## [Data records]
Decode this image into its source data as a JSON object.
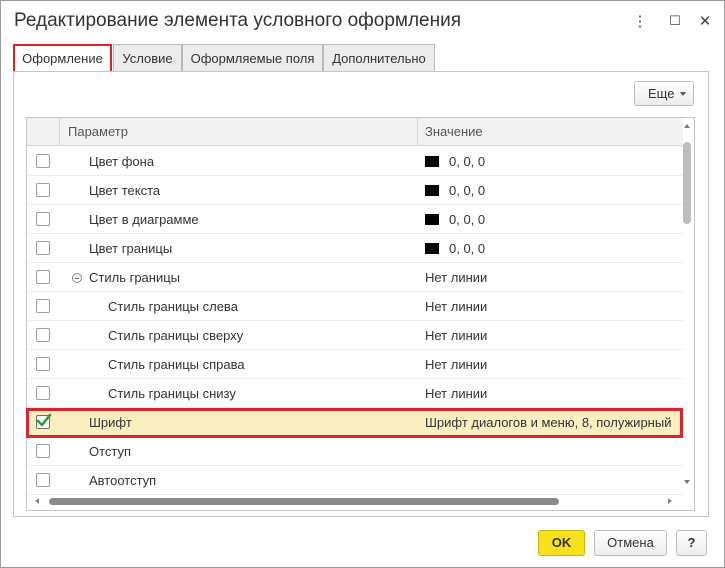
{
  "window": {
    "title": "Редактирование элемента условного оформления",
    "menu_glyph": "⋮",
    "maximize_glyph": "☐",
    "close_glyph": "✕"
  },
  "tabs": [
    {
      "label": "Оформление",
      "active": true
    },
    {
      "label": "Условие",
      "active": false
    },
    {
      "label": "Оформляемые поля",
      "active": false
    },
    {
      "label": "Дополнительно",
      "active": false
    }
  ],
  "toolbar": {
    "more_label": "Еще"
  },
  "grid": {
    "columns": {
      "parameter": "Параметр",
      "value": "Значение"
    },
    "rows": [
      {
        "checked": false,
        "label": "Цвет фона",
        "value": "0, 0, 0",
        "swatch": "#000000",
        "indent": 0
      },
      {
        "checked": false,
        "label": "Цвет текста",
        "value": "0, 0, 0",
        "swatch": "#000000",
        "indent": 0
      },
      {
        "checked": false,
        "label": "Цвет в диаграмме",
        "value": "0, 0, 0",
        "swatch": "#000000",
        "indent": 0
      },
      {
        "checked": false,
        "label": "Цвет границы",
        "value": "0, 0, 0",
        "swatch": "#000000",
        "indent": 0
      },
      {
        "checked": false,
        "label": "Стиль границы",
        "value": "Нет линии",
        "indent": 0,
        "group": true,
        "expanded": true
      },
      {
        "checked": false,
        "label": "Стиль границы слева",
        "value": "Нет линии",
        "indent": 1
      },
      {
        "checked": false,
        "label": "Стиль границы сверху",
        "value": "Нет линии",
        "indent": 1
      },
      {
        "checked": false,
        "label": "Стиль границы справа",
        "value": "Нет линии",
        "indent": 1
      },
      {
        "checked": false,
        "label": "Стиль границы снизу",
        "value": "Нет линии",
        "indent": 1
      },
      {
        "checked": true,
        "label": "Шрифт",
        "value": "Шрифт диалогов и меню, 8, полужирный",
        "indent": 0,
        "selected": true
      },
      {
        "checked": false,
        "label": "Отступ",
        "value": "",
        "indent": 0
      },
      {
        "checked": false,
        "label": "Автоотступ",
        "value": "",
        "indent": 0
      }
    ]
  },
  "footer": {
    "ok_label": "OK",
    "cancel_label": "Отмена",
    "help_label": "?"
  },
  "colors": {
    "highlight": "#d9232d",
    "ok_button": "#f7e11a",
    "selected_row": "#fbefc1",
    "check_mark": "#2e9a3a"
  }
}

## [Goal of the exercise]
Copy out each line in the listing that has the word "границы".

## [Answer to the exercise]
        "label": "Цвет границы",
        "label": "Стиль границы",
        "label": "Стиль границы слева",
        "label": "Стиль границы сверху",
        "label": "Стиль границы справа",
        "label": "Стиль границы снизу",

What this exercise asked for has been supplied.